In the midst of a civil war of unequaled magnitude and severity, which has sometimes seemed to foreign States to invite and to provoke their aggression, peace has been preserved with all nations, order has been maintained, the laws have been respected and obeyed, and harmony has prevailed everywhere except in the theatre of military conflict; while that theatre has been greatly contracted by the advancing armies and navies of the Union.

Needful diversions of wealth and of strength from the fields of peaceful industry to the national defence, have not arrested the plough, the shuttle or the ship; the axe has enlarged the borders of our settlements, and the mines, as well of iron and coal as of the precious metals, have yielded even more abundantly than heretofore. Population has steadily increased, notwithstanding the waste that has been made in the camp, the siege and the battle-field; and the country, rejoicing in the conciousness of augmented strength and vigor, is permitted to expect continuance of years with large increase of freedom.

No human counsel hath devised nor hath any mortal hand worked out these great things. They are the gracious gifts of the Most High God, who, while dealing with us in anger for our sins, hath nevertheless remembered mercy. It has seemed to me fit and proper that they should be solemnly, reverently and gratefully acknowledged as with one heart and one voice by the whole American People.

I do therefore invite my fellow citizens in every part of the United States, and also those who are at sea and those who are sojourning in foreign lands, to set apart and observe the last Thursday of November next, as a day of Thanksgiving and Praise to our beneficent Father who dwelleth in the Heavens. And I recommend to them that while offering up the ascriptions justly due to Him for such singular deliverances and blessings, they do also, with humble penitence for our national perverseness and disobedience, commend to His tender care all those who have become widows, orphans, mourners or sufferers in the lamentable civil strife in which we are unavoidably engaged, and fervently implore the interposition of the Almighty Hand to heal the wounds of the nation and to restore it as soon as may be consistent with the Divine purposes to the full enjoyment of peace, harmony, tranquility and Union.

In testimony whereof, I have hereunto set my hand and caused the Seal of the United States to be affixed.

Done at the City of Washington, this Third day of October, in the year of our Lord one thousand eight hundred and sixty-three, and of the Independence of the Unites States the Eighty-eighth.

By the President: Abraham Lincoln

William H. Seward,
Secretary of State

Something to Think About

Glen Woods provides timely “food for thought” regarding kids and Thanksgiving:

“With Thanksgiving just around the corner, children’s ministry leaders and teachers are thinking about how to teach the children under their care about God’s view of giving thanks.

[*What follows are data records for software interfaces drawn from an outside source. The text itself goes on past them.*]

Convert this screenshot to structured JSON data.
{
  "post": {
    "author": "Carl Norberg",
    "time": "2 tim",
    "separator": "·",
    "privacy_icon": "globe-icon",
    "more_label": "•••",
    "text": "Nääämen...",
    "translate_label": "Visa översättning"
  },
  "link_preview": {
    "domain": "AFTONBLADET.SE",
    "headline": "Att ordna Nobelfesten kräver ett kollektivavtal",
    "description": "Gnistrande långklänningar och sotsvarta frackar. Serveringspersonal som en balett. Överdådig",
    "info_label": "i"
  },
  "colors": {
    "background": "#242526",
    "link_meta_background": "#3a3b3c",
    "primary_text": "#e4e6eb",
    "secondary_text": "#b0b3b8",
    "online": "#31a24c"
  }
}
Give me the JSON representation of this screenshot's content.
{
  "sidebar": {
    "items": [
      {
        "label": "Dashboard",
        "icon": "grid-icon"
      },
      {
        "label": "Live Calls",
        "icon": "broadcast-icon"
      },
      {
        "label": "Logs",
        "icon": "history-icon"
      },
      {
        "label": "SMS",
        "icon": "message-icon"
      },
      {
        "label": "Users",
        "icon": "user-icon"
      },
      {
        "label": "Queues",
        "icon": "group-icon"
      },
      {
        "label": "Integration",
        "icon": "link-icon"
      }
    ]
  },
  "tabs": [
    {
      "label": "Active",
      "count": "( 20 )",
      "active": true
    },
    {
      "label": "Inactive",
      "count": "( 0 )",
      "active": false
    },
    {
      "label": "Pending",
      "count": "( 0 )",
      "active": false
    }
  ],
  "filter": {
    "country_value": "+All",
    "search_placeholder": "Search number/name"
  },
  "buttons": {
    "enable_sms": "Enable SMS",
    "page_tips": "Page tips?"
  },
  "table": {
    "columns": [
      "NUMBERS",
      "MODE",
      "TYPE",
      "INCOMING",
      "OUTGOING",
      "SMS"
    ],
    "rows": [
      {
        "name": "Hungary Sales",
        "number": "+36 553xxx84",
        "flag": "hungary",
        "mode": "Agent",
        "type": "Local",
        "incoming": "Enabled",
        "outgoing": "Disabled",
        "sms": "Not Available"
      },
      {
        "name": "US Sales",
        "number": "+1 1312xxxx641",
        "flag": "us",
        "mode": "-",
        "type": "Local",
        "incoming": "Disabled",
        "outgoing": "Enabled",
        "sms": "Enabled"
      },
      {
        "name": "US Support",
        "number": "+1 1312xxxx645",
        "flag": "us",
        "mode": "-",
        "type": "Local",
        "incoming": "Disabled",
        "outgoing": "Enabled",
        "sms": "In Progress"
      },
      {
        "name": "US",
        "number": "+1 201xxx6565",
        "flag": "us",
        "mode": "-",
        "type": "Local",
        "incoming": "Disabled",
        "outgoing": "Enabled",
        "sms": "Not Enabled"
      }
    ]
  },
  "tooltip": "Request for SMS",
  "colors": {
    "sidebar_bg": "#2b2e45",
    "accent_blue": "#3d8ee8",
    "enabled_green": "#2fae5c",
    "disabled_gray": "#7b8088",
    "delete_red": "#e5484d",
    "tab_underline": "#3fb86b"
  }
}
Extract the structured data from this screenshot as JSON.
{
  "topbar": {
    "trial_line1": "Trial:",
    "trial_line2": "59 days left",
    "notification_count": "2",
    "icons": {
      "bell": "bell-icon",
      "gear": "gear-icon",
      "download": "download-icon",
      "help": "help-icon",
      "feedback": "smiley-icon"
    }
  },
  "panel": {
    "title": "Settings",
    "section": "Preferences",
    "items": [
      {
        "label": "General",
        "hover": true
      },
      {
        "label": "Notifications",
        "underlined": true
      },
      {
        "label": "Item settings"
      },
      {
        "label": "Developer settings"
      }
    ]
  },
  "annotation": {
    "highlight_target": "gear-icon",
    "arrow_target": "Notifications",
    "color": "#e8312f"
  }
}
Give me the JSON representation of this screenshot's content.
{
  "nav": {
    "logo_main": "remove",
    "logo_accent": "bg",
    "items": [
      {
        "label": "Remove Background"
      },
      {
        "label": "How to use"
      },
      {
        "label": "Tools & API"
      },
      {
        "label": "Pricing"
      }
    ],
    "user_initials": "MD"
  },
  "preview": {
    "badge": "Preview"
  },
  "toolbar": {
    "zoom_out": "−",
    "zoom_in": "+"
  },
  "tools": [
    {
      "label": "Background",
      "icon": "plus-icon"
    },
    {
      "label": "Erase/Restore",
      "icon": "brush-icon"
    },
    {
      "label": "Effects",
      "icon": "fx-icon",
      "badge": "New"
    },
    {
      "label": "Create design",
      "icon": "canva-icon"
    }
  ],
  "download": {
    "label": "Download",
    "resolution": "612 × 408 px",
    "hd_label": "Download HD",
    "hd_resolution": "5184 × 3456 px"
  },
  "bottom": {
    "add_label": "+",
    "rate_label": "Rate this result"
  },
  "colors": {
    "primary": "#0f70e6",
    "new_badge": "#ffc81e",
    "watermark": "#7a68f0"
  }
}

At first blush, it seems simple. For example, we might ask the children to think about what they are thankful for. Cool toys, a nice house, the latest award for sports or the arts, parents, brothers and sisters, the dog, the cat, even the pet lizard that seems to keep ending up on the kitchen counter while Mom and Dad are cooking dinner….”

 

Click here for more: Ministering to Suffering Children This Thanksgiving.

“Imagine…”

This Thanksgiving, “I can only imagine…” (Watch for the shift from B&W to color):

“Surrounded by Your glory

What will my heart feel…?”

“Our” Mountain appears in the video about half-way through, with Tipsoo Lake in the foreground.  🙂